▶ **REQUIRED ACTION**
In the copy of these records, include no pictures and change nothing else.

(Page and application data records)
= Beginning of Section =

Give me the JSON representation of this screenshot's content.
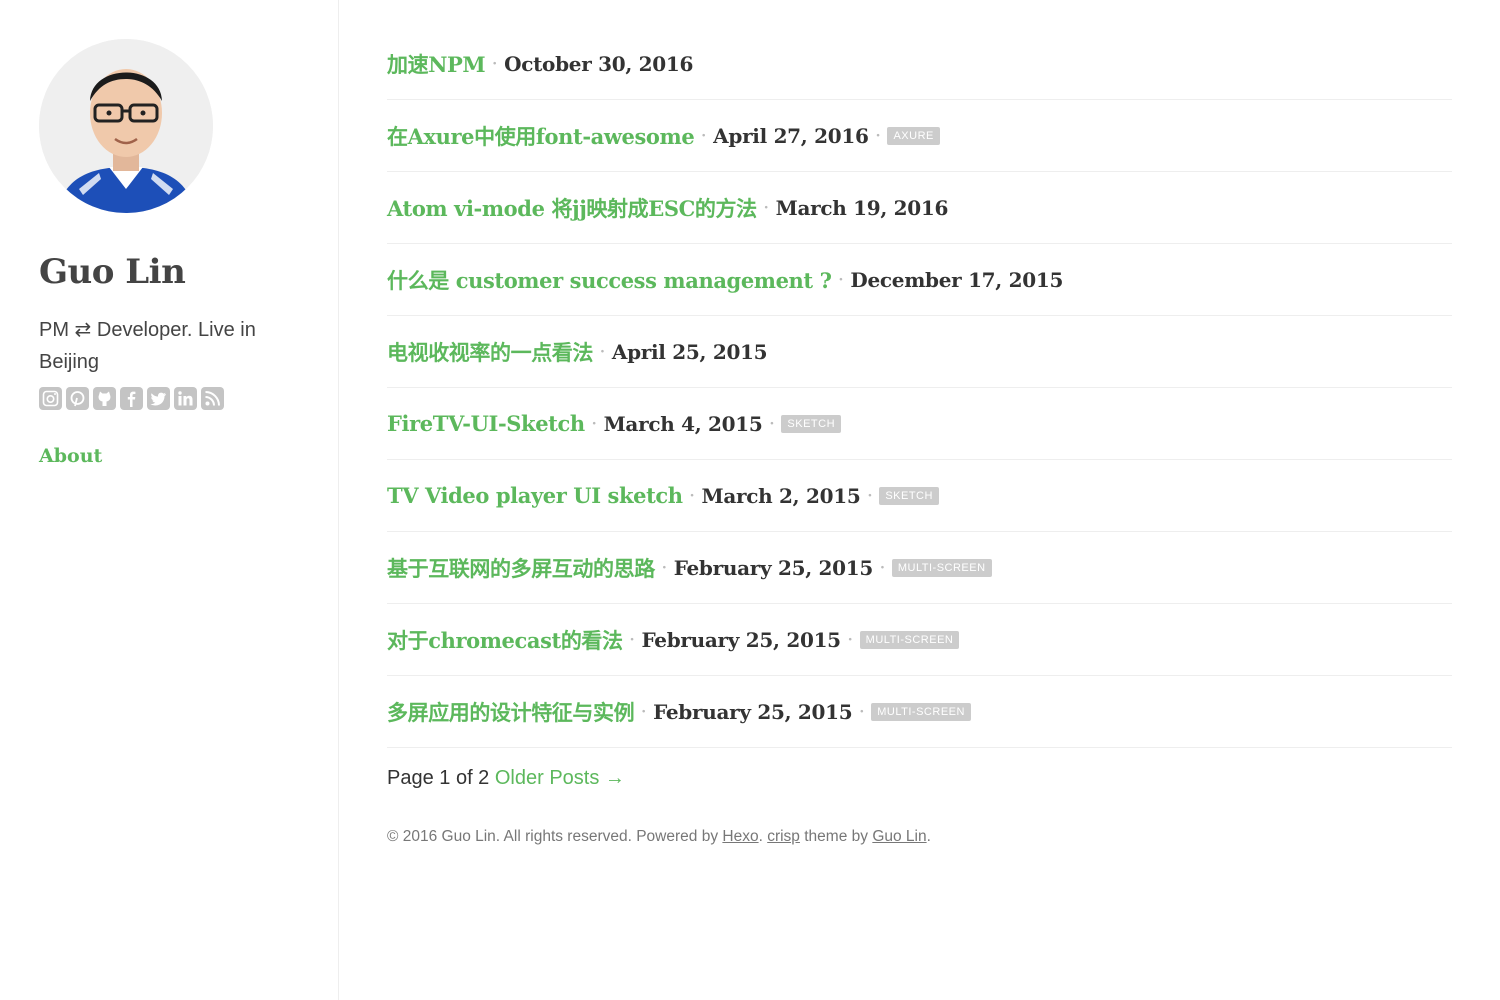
{
  "sidebar": {
    "name": "Guo Lin",
    "bio": "PM ⇄ Developer. Live in Beijing",
    "socials": [
      "instagram-icon",
      "pinterest-icon",
      "github-icon",
      "facebook-icon",
      "twitter-icon",
      "linkedin-icon",
      "rss-icon"
    ],
    "nav": {
      "about": "About"
    }
  },
  "posts": [
    {
      "title": "加速NPM",
      "date": "October 30, 2016",
      "tag": ""
    },
    {
      "title": "在Axure中使用font-awesome",
      "date": "April 27, 2016",
      "tag": "AXURE"
    },
    {
      "title": "Atom vi-mode 将jj映射成ESC的方法",
      "date": "March 19, 2016",
      "tag": ""
    },
    {
      "title": "什么是 customer success management ?",
      "date": "December 17, 2015",
      "tag": ""
    },
    {
      "title": "电视收视率的一点看法",
      "date": "April 25, 2015",
      "tag": ""
    },
    {
      "title": "FireTV-UI-Sketch",
      "date": "March 4, 2015",
      "tag": "SKETCH"
    },
    {
      "title": "TV Video player UI sketch",
      "date": "March 2, 2015",
      "tag": "SKETCH"
    },
    {
      "title": "基于互联网的多屏互动的思路",
      "date": "February 25, 2015",
      "tag": "MULTI-SCREEN"
    },
    {
      "title": "对于chromecast的看法",
      "date": "February 25, 2015",
      "tag": "MULTI-SCREEN"
    },
    {
      "title": "多屏应用的设计特征与实例",
      "date": "February 25, 2015",
      "tag": "MULTI-SCREEN"
    }
  ],
  "separator": "·",
  "pagination": {
    "text": "Page 1 of 2",
    "older": "Older Posts →"
  },
  "footer": {
    "copyright": "© 2016 Guo Lin. All rights reserved. Powered by",
    "hexo": "Hexo",
    "sep": ".",
    "crisp": "crisp",
    "theme_by": "theme by",
    "author": "Guo Lin",
    "end": "."
  },
  "colors": {
    "accent": "#5cb85c",
    "text": "#333333",
    "tag_bg": "#cccccc",
    "icon": "#c4c4c4"
  }
}
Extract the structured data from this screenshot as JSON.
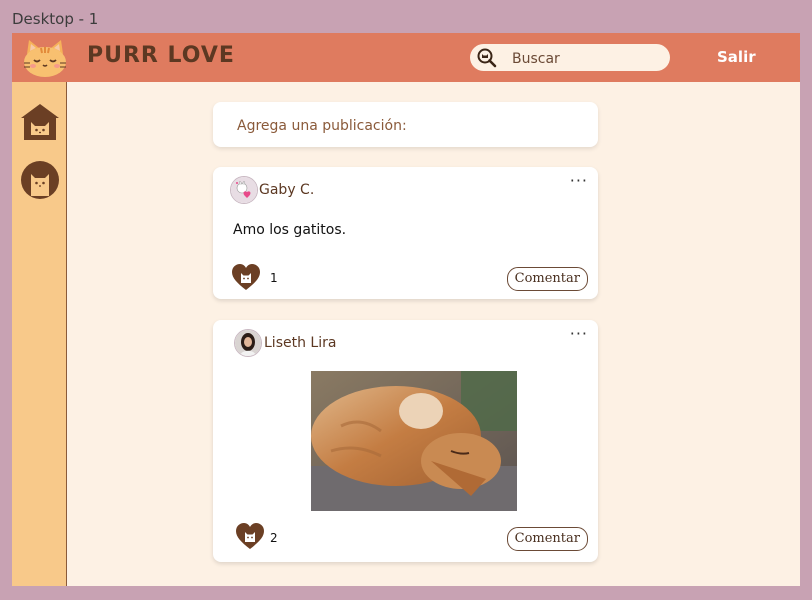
{
  "frame": {
    "label": "Desktop - 1"
  },
  "header": {
    "brand": "PURR LOVE",
    "search_placeholder": "Buscar",
    "logout_label": "Salir"
  },
  "colors": {
    "header": "#df7b5f",
    "sidebar": "#f8c98a",
    "background": "#fdf1e4",
    "brown": "#5c3822"
  },
  "sidebar": {
    "items": [
      {
        "icon": "cat-house-icon"
      },
      {
        "icon": "cat-face-icon"
      }
    ]
  },
  "composer": {
    "placeholder": "Agrega una publicación:"
  },
  "posts": [
    {
      "author": "Gaby C.",
      "text": "Amo los gatitos.",
      "likes": "1",
      "comment_label": "Comentar"
    },
    {
      "author": "Liseth Lira",
      "likes": "2",
      "comment_label": "Comentar"
    }
  ]
}
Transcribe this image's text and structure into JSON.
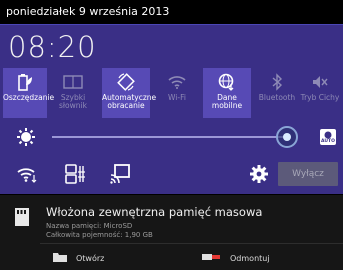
{
  "status_bar": {
    "date": "poniedziałek 9 września 2013"
  },
  "panel": {
    "clock": "08:20",
    "tiles": [
      {
        "label": "Oszczędzanie",
        "state": "on",
        "icon": "battery-leaf-icon"
      },
      {
        "label": "Szybki słownik",
        "state": "off",
        "icon": "dictionary-icon"
      },
      {
        "label": "Automatyczne obracanie",
        "state": "on",
        "icon": "auto-rotate-icon"
      },
      {
        "label": "Wi-Fi",
        "state": "off",
        "icon": "wifi-icon"
      },
      {
        "label": "Dane mobilne",
        "state": "on",
        "icon": "mobile-data-icon"
      },
      {
        "label": "Bluetooth",
        "state": "off",
        "icon": "bluetooth-icon"
      },
      {
        "label": "Tryb Cichy",
        "state": "off",
        "icon": "silent-mode-icon"
      }
    ],
    "brightness": {
      "level": 0.95,
      "auto_label": "AUTO"
    },
    "quick_row": {
      "icons": [
        "wifi-settings-icon",
        "sim-settings-icon",
        "screen-mirroring-icon",
        "settings-gear-icon"
      ],
      "button_label": "Wyłącz"
    }
  },
  "notification": {
    "title": "Włożona zewnętrzna pamięć masowa",
    "line1": "Nazwa pamięci: MicroSD",
    "line2": "Całkowita pojemność: 1,90 GB",
    "actions": [
      {
        "label": "Otwórz",
        "icon": "folder-icon"
      },
      {
        "label": "Odmontuj",
        "icon": "eject-card-icon"
      }
    ]
  },
  "colors": {
    "panel_bg": "#3a2f86",
    "tile_on": "#574ab5",
    "notification_bg": "#161616"
  }
}
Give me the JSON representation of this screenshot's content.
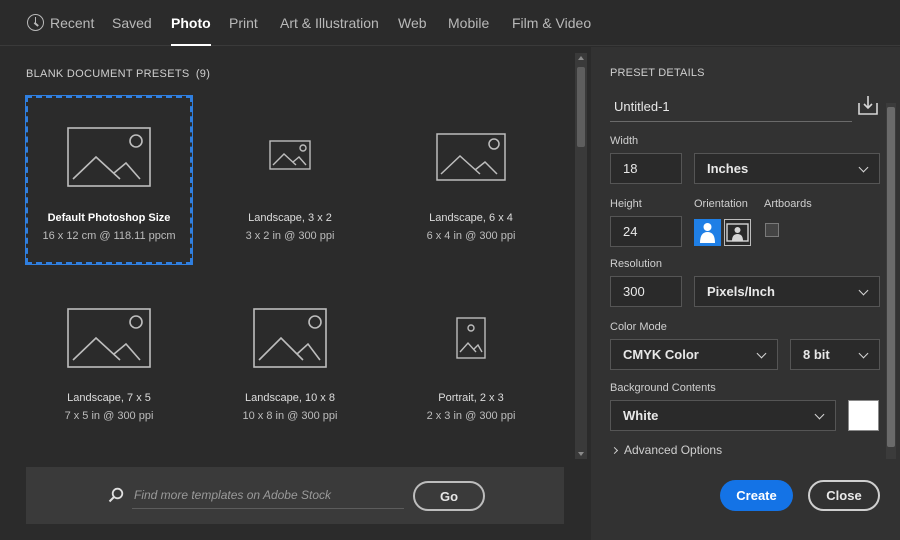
{
  "tabs": [
    {
      "label": "Recent",
      "icon": "clock-icon"
    },
    {
      "label": "Saved"
    },
    {
      "label": "Photo",
      "active": true
    },
    {
      "label": "Print"
    },
    {
      "label": "Art & Illustration"
    },
    {
      "label": "Web"
    },
    {
      "label": "Mobile"
    },
    {
      "label": "Film & Video"
    }
  ],
  "presets": {
    "title": "BLANK DOCUMENT PRESETS",
    "count": "(9)",
    "items": [
      {
        "name": "Default Photoshop Size",
        "dims": "16 x 12 cm @ 118.11 ppcm",
        "icon": "image-landscape-icon",
        "selected": true
      },
      {
        "name": "Landscape, 3 x 2",
        "dims": "3 x 2 in @ 300 ppi",
        "icon": "image-landscape-icon"
      },
      {
        "name": "Landscape, 6 x 4",
        "dims": "6 x 4 in @ 300 ppi",
        "icon": "image-landscape-icon"
      },
      {
        "name": "Landscape, 7 x 5",
        "dims": "7 x 5 in @ 300 ppi",
        "icon": "image-landscape-icon"
      },
      {
        "name": "Landscape, 10 x 8",
        "dims": "10 x 8 in @ 300 ppi",
        "icon": "image-landscape-icon"
      },
      {
        "name": "Portrait, 2 x 3",
        "dims": "2 x 3 in @ 300 ppi",
        "icon": "image-portrait-icon"
      }
    ]
  },
  "search": {
    "placeholder": "Find more templates on Adobe Stock",
    "go_label": "Go"
  },
  "details": {
    "title": "PRESET DETAILS",
    "doc_name": "Untitled-1",
    "width_label": "Width",
    "width_value": "18",
    "width_unit": "Inches",
    "height_label": "Height",
    "height_value": "24",
    "orientation_label": "Orientation",
    "orientation": "portrait",
    "artboards_label": "Artboards",
    "artboards_checked": false,
    "resolution_label": "Resolution",
    "resolution_value": "300",
    "resolution_unit": "Pixels/Inch",
    "color_mode_label": "Color Mode",
    "color_mode": "CMYK Color",
    "bit_depth": "8 bit",
    "bg_label": "Background Contents",
    "bg_value": "White",
    "bg_color": "#ffffff",
    "advanced_label": "Advanced Options"
  },
  "actions": {
    "create_label": "Create",
    "close_label": "Close",
    "accent": "#1473e6"
  }
}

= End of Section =

▶ **EXERCISE SOLUTION**
Give me the JSON representation of this screenshot's content.
{
  "sidebar": {
    "name": "Guo Lin",
    "bio": "PM ⇄ Developer. Live in Beijing",
    "socials": [
      "instagram-icon",
      "pinterest-icon",
      "github-icon",
      "facebook-icon",
      "twitter-icon",
      "linkedin-icon",
      "rss-icon"
    ],
    "nav": {
      "about": "About"
    }
  },
  "posts": [
    {
      "title": "加速NPM",
      "date": "October 30, 2016",
      "tag": ""
    },
    {
      "title": "在Axure中使用font-awesome",
      "date": "April 27, 2016",
      "tag": "AXURE"
    },
    {
      "title": "Atom vi-mode 将jj映射成ESC的方法",
      "date": "March 19, 2016",
      "tag": ""
    },
    {
      "title": "什么是 customer success management ?",
      "date": "December 17, 2015",
      "tag": ""
    },
    {
      "title": "电视收视率的一点看法",
      "date": "April 25, 2015",
      "tag": ""
    },
    {
      "title": "FireTV-UI-Sketch",
      "date": "March 4, 2015",
      "tag": "SKETCH"
    },
    {
      "title": "TV Video player UI sketch",
      "date": "March 2, 2015",
      "tag": "SKETCH"
    },
    {
      "title": "基于互联网的多屏互动的思路",
      "date": "February 25, 2015",
      "tag": "MULTI-SCREEN"
    },
    {
      "title": "对于chromecast的看法",
      "date": "February 25, 2015",
      "tag": "MULTI-SCREEN"
    },
    {
      "title": "多屏应用的设计特征与实例",
      "date": "February 25, 2015",
      "tag": "MULTI-SCREEN"
    }
  ],
  "separator": "·",
  "pagination": {
    "text": "Page 1 of 2",
    "older": "Older Posts →"
  },
  "footer": {
    "copyright": "© 2016 Guo Lin. All rights reserved. Powered by",
    "hexo": "Hexo",
    "sep": ".",
    "crisp": "crisp",
    "theme_by": "theme by",
    "author": "Guo Lin",
    "end": "."
  },
  "colors": {
    "accent": "#5cb85c",
    "text": "#333333",
    "tag_bg": "#cccccc",
    "icon": "#c4c4c4"
  }
}
Extract the structured data from this screenshot as JSON.
{
  "frame": {
    "label": "Desktop - 1"
  },
  "header": {
    "brand": "PURR LOVE",
    "search_placeholder": "Buscar",
    "logout_label": "Salir"
  },
  "colors": {
    "header": "#df7b5f",
    "sidebar": "#f8c98a",
    "background": "#fdf1e4",
    "brown": "#5c3822"
  },
  "sidebar": {
    "items": [
      {
        "icon": "cat-house-icon"
      },
      {
        "icon": "cat-face-icon"
      }
    ]
  },
  "composer": {
    "placeholder": "Agrega una publicación:"
  },
  "posts": [
    {
      "author": "Gaby C.",
      "text": "Amo los gatitos.",
      "likes": "1",
      "comment_label": "Comentar"
    },
    {
      "author": "Liseth Lira",
      "likes": "2",
      "comment_label": "Comentar"
    }
  ]
}
Transcribe this image's text and structure into JSON.
{
  "status_bar": {
    "date": "poniedziałek 9 września 2013"
  },
  "panel": {
    "clock": "08:20",
    "tiles": [
      {
        "label": "Oszczędzanie",
        "state": "on",
        "icon": "battery-leaf-icon"
      },
      {
        "label": "Szybki słownik",
        "state": "off",
        "icon": "dictionary-icon"
      },
      {
        "label": "Automatyczne obracanie",
        "state": "on",
        "icon": "auto-rotate-icon"
      },
      {
        "label": "Wi-Fi",
        "state": "off",
        "icon": "wifi-icon"
      },
      {
        "label": "Dane mobilne",
        "state": "on",
        "icon": "mobile-data-icon"
      },
      {
        "label": "Bluetooth",
        "state": "off",
        "icon": "bluetooth-icon"
      },
      {
        "label": "Tryb Cichy",
        "state": "off",
        "icon": "silent-mode-icon"
      }
    ],
    "brightness": {
      "level": 0.95,
      "auto_label": "AUTO"
    },
    "quick_row": {
      "icons": [
        "wifi-settings-icon",
        "sim-settings-icon",
        "screen-mirroring-icon",
        "settings-gear-icon"
      ],
      "button_label": "Wyłącz"
    }
  },
  "notification": {
    "title": "Włożona zewnętrzna pamięć masowa",
    "line1": "Nazwa pamięci: MicroSD",
    "line2": "Całkowita pojemność: 1,90 GB",
    "actions": [
      {
        "label": "Otwórz",
        "icon": "folder-icon"
      },
      {
        "label": "Odmontuj",
        "icon": "eject-card-icon"
      }
    ]
  },
  "colors": {
    "panel_bg": "#3a2f86",
    "tile_on": "#574ab5",
    "notification_bg": "#161616"
  }
}
Give me the JSON representation of this screenshot's content.
{
  "tabs": [
    {
      "label": "Recent",
      "icon": "clock-icon"
    },
    {
      "label": "Saved"
    },
    {
      "label": "Photo",
      "active": true
    },
    {
      "label": "Print"
    },
    {
      "label": "Art & Illustration"
    },
    {
      "label": "Web"
    },
    {
      "label": "Mobile"
    },
    {
      "label": "Film & Video"
    }
  ],
  "presets": {
    "title": "BLANK DOCUMENT PRESETS",
    "count": "(9)",
    "items": [
      {
        "name": "Default Photoshop Size",
        "dims": "16 x 12 cm @ 118.11 ppcm",
        "icon": "image-landscape-icon",
        "selected": true
      },
      {
        "name": "Landscape, 3 x 2",
        "dims": "3 x 2 in @ 300 ppi",
        "icon": "image-landscape-icon"
      },
      {
        "name": "Landscape, 6 x 4",
        "dims": "6 x 4 in @ 300 ppi",
        "icon": "image-landscape-icon"
      },
      {
        "name": "Landscape, 7 x 5",
        "dims": "7 x 5 in @ 300 ppi",
        "icon": "image-landscape-icon"
      },
      {
        "name": "Landscape, 10 x 8",
        "dims": "10 x 8 in @ 300 ppi",
        "icon": "image-landscape-icon"
      },
      {
        "name": "Portrait, 2 x 3",
        "dims": "2 x 3 in @ 300 ppi",
        "icon": "image-portrait-icon"
      }
    ]
  },
  "search": {
    "placeholder": "Find more templates on Adobe Stock",
    "go_label": "Go"
  },
  "details": {
    "title": "PRESET DETAILS",
    "doc_name": "Untitled-1",
    "width_label": "Width",
    "width_value": "18",
    "width_unit": "Inches",
    "height_label": "Height",
    "height_value": "24",
    "orientation_label": "Orientation",
    "orientation": "portrait",
    "artboards_label": "Artboards",
    "artboards_checked": false,
    "resolution_label": "Resolution",
    "resolution_value": "300",
    "resolution_unit": "Pixels/Inch",
    "color_mode_label": "Color Mode",
    "color_mode": "CMYK Color",
    "bit_depth": "8 bit",
    "bg_label": "Background Contents",
    "bg_value": "White",
    "bg_color": "#ffffff",
    "advanced_label": "Advanced Options"
  },
  "actions": {
    "create_label": "Create",
    "close_label": "Close",
    "accent": "#1473e6"
  }
}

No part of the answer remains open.